YouTube goes stricter. It is tightening the rules regarding its partner program and raising the bars that a channel/creator must meet in lieu of monetizing videos. This measure is being made effective immediately, and to apply for the monetization, along with the ads attached to the videos, creators have tallied almost 4,000 hours of an overall watch time on their channel within the past 12 months and should have at least 1,000 subscribers. YouTube would also enforce this new eligibility policy for all the existing channels from February 20. This states that channels that fail to meet the threshold would be no longer allowed to make the ads.

To look back, initially, the standard for joining YouTube’s Partner Program was 10,000 public views, minus the specific requirement for annual viewing hours. This is definitely a change that would undoubtedly make it harder for new, smaller channels to reach monetization. But YouTube regarded this to be an important step of buying itself more time to see who’s following the company’s guidelines and disqualify “bad actors.”

A very recent Blog Post by the company stated that “We’ve arrived at these new thresholds after thorough analysis and conversations with creators like you. They will allow us to significantly improve our ability to identify creators who contribute positively to the community and help drive more ad revenue to them (and away from bad actors). These higher standards will also help us prevent potentially inappropriate videos from monetizing which can hurt revenue for everyone”. Though not clearly mentioned, YouTube seems to reference the recent, high-profile Logan Paul in this regard.

This new stricter policy comes after Logan Paul, one of the YouTube’s stars creators published a video that enlisted a dead body in in Japan’s Aokigahara forest. Last week, YouTube had thrown Paul off its Google Preferred ad program and placed his YouTube Red original programming efforts on hold.
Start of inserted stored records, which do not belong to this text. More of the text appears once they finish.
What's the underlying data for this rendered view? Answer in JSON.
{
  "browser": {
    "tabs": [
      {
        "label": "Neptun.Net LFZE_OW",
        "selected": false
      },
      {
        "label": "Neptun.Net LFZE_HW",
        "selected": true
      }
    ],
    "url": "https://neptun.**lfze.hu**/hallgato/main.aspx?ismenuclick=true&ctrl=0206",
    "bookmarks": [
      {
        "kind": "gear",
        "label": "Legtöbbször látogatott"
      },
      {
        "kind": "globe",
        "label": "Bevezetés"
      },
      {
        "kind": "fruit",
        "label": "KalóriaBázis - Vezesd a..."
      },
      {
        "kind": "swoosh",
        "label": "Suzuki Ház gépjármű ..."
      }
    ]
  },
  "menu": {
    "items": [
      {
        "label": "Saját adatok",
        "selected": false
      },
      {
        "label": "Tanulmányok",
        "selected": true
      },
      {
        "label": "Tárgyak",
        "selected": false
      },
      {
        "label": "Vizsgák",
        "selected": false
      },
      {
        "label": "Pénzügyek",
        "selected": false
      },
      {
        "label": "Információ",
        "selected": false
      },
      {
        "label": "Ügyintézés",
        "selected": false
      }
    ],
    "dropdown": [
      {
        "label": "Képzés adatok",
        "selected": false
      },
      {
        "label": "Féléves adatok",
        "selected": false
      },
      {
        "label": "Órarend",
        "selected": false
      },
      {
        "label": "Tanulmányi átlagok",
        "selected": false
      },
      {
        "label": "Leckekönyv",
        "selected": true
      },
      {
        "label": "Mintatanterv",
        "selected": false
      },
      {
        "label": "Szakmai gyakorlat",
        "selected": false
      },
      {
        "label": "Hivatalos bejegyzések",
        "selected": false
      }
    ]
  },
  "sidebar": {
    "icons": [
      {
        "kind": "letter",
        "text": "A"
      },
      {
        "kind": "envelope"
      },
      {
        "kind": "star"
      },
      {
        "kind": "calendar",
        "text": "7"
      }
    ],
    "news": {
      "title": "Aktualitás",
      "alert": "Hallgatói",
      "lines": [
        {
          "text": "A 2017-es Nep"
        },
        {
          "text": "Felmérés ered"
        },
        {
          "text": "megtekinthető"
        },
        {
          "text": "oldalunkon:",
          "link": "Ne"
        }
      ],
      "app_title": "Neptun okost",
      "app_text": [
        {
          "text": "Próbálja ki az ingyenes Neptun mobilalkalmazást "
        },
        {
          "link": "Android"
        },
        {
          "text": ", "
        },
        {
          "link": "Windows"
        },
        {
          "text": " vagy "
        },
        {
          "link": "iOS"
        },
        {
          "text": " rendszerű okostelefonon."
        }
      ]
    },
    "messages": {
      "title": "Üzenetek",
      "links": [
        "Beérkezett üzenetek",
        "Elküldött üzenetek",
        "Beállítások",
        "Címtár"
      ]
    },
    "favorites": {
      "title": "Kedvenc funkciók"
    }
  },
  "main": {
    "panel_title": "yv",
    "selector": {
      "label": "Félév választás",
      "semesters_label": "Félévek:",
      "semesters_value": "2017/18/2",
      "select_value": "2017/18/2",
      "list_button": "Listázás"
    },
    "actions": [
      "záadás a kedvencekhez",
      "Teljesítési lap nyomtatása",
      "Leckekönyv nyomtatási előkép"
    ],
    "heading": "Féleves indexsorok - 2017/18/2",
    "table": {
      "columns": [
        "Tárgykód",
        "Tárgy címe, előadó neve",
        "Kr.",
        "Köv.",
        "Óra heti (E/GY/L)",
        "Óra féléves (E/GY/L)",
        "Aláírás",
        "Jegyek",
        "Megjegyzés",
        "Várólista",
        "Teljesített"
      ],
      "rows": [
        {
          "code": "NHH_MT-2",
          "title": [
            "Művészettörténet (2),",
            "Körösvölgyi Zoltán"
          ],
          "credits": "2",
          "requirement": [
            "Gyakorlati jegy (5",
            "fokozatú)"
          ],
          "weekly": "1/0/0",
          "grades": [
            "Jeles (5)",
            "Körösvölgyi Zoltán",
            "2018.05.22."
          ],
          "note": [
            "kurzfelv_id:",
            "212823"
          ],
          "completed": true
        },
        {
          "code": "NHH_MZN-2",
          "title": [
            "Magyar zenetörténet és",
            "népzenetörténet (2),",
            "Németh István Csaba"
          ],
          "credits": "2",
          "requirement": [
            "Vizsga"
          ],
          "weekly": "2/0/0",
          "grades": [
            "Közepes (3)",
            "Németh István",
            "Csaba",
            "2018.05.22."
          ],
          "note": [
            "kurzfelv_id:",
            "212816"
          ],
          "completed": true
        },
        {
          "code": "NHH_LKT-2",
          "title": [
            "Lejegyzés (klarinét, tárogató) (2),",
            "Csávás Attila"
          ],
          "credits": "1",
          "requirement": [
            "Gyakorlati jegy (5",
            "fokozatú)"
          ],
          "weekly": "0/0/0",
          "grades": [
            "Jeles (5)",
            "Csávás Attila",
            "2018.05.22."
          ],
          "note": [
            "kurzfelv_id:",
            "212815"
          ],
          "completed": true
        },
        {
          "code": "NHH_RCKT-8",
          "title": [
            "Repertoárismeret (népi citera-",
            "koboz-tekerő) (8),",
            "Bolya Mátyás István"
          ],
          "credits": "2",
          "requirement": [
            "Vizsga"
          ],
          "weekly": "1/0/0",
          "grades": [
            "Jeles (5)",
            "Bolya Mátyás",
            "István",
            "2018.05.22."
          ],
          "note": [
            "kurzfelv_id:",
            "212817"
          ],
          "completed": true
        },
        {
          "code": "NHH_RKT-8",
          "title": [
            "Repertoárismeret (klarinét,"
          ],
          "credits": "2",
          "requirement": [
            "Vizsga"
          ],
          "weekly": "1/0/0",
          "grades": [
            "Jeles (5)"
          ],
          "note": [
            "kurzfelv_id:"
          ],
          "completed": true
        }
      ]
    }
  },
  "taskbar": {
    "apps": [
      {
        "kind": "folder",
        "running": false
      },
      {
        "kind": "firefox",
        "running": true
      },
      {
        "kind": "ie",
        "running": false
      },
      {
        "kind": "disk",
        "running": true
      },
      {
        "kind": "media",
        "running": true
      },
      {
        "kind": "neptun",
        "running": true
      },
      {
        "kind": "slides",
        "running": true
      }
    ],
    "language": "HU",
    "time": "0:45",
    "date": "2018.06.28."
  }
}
Of course, this is a chronic problem. Advertisers for years have complained about unwanted appearing along with disturbing videos on YouTube. The company has continuously promised changes for the rectification of this issue and has anyway implemented some. This new and staunch monetization structure is definitely quite an aggressive one compared to all the previous ones.

On a separate note, Google’s Paul Muret regarded that YouTube would be introducing a new “three-tier suitability system” in the next few months, aimed at giving marketers more control over the trade-off between running ads in safer environments versus reaching more viewers.